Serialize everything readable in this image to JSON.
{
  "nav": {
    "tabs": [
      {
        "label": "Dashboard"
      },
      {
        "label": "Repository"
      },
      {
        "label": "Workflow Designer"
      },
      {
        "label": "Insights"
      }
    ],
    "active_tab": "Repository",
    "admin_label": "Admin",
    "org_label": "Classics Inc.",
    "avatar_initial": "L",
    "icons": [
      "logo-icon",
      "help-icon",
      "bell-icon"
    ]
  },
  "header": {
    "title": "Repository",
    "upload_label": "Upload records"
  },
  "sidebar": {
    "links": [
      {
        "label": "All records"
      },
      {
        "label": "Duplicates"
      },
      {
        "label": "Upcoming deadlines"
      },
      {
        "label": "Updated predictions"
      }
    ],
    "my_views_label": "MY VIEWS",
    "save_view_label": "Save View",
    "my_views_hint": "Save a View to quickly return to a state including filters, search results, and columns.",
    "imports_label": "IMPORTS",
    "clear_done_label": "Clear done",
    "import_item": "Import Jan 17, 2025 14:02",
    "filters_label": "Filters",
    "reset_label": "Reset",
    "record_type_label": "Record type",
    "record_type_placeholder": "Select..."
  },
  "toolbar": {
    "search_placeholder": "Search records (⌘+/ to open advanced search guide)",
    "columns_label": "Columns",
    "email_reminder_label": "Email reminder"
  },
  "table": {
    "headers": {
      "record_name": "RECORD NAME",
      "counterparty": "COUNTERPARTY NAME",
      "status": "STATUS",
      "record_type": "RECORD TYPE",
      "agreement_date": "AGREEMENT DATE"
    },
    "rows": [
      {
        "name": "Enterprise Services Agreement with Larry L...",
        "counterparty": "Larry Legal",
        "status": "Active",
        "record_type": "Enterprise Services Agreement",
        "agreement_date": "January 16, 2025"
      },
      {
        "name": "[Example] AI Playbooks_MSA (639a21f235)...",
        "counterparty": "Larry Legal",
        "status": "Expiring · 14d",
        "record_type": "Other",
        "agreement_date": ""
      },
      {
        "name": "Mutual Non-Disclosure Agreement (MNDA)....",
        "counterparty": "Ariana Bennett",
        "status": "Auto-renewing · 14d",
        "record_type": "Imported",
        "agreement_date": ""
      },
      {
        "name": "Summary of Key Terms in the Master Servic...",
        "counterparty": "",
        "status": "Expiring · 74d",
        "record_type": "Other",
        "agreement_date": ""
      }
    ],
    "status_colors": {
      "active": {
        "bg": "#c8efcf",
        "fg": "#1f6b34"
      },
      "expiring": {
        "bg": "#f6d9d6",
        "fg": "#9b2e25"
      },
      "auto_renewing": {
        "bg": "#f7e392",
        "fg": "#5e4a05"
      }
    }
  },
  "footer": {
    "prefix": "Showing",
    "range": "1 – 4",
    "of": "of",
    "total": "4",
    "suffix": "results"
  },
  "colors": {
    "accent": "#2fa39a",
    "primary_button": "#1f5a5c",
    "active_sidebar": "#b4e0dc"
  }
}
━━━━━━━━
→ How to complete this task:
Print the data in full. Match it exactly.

→ Solution to the problem:
Serialize everything readable in this image to JSON.
{
  "nav": {
    "tabs": [
      {
        "label": "Dashboard"
      },
      {
        "label": "Repository"
      },
      {
        "label": "Workflow Designer"
      },
      {
        "label": "Insights"
      }
    ],
    "active_tab": "Repository",
    "admin_label": "Admin",
    "org_label": "Classics Inc.",
    "avatar_initial": "L",
    "icons": [
      "logo-icon",
      "help-icon",
      "bell-icon"
    ]
  },
  "header": {
    "title": "Repository",
    "upload_label": "Upload records"
  },
  "sidebar": {
    "links": [
      {
        "label": "All records"
      },
      {
        "label": "Duplicates"
      },
      {
        "label": "Upcoming deadlines"
      },
      {
        "label": "Updated predictions"
      }
    ],
    "my_views_label": "MY VIEWS",
    "save_view_label": "Save View",
    "my_views_hint": "Save a View to quickly return to a state including filters, search results, and columns.",
    "imports_label": "IMPORTS",
    "clear_done_label": "Clear done",
    "import_item": "Import Jan 17, 2025 14:02",
    "filters_label": "Filters",
    "reset_label": "Reset",
    "record_type_label": "Record type",
    "record_type_placeholder": "Select..."
  },
  "toolbar": {
    "search_placeholder": "Search records (⌘+/ to open advanced search guide)",
    "columns_label": "Columns",
    "email_reminder_label": "Email reminder"
  },
  "table": {
    "headers": {
      "record_name": "RECORD NAME",
      "counterparty": "COUNTERPARTY NAME",
      "status": "STATUS",
      "record_type": "RECORD TYPE",
      "agreement_date": "AGREEMENT DATE"
    },
    "rows": [
      {
        "name": "Enterprise Services Agreement with Larry L...",
        "counterparty": "Larry Legal",
        "status": "Active",
        "record_type": "Enterprise Services Agreement",
        "agreement_date": "January 16, 2025"
      },
      {
        "name": "[Example] AI Playbooks_MSA (639a21f235)...",
        "counterparty": "Larry Legal",
        "status": "Expiring · 14d",
        "record_type": "Other",
        "agreement_date": ""
      },
      {
        "name": "Mutual Non-Disclosure Agreement (MNDA)....",
        "counterparty": "Ariana Bennett",
        "status": "Auto-renewing · 14d",
        "record_type": "Imported",
        "agreement_date": ""
      },
      {
        "name": "Summary of Key Terms in the Master Servic...",
        "counterparty": "",
        "status": "Expiring · 74d",
        "record_type": "Other",
        "agreement_date": ""
      }
    ],
    "status_colors": {
      "active": {
        "bg": "#c8efcf",
        "fg": "#1f6b34"
      },
      "expiring": {
        "bg": "#f6d9d6",
        "fg": "#9b2e25"
      },
      "auto_renewing": {
        "bg": "#f7e392",
        "fg": "#5e4a05"
      }
    }
  },
  "footer": {
    "prefix": "Showing",
    "range": "1 – 4",
    "of": "of",
    "total": "4",
    "suffix": "results"
  },
  "colors": {
    "accent": "#2fa39a",
    "primary_button": "#1f5a5c",
    "active_sidebar": "#b4e0dc"
  }
}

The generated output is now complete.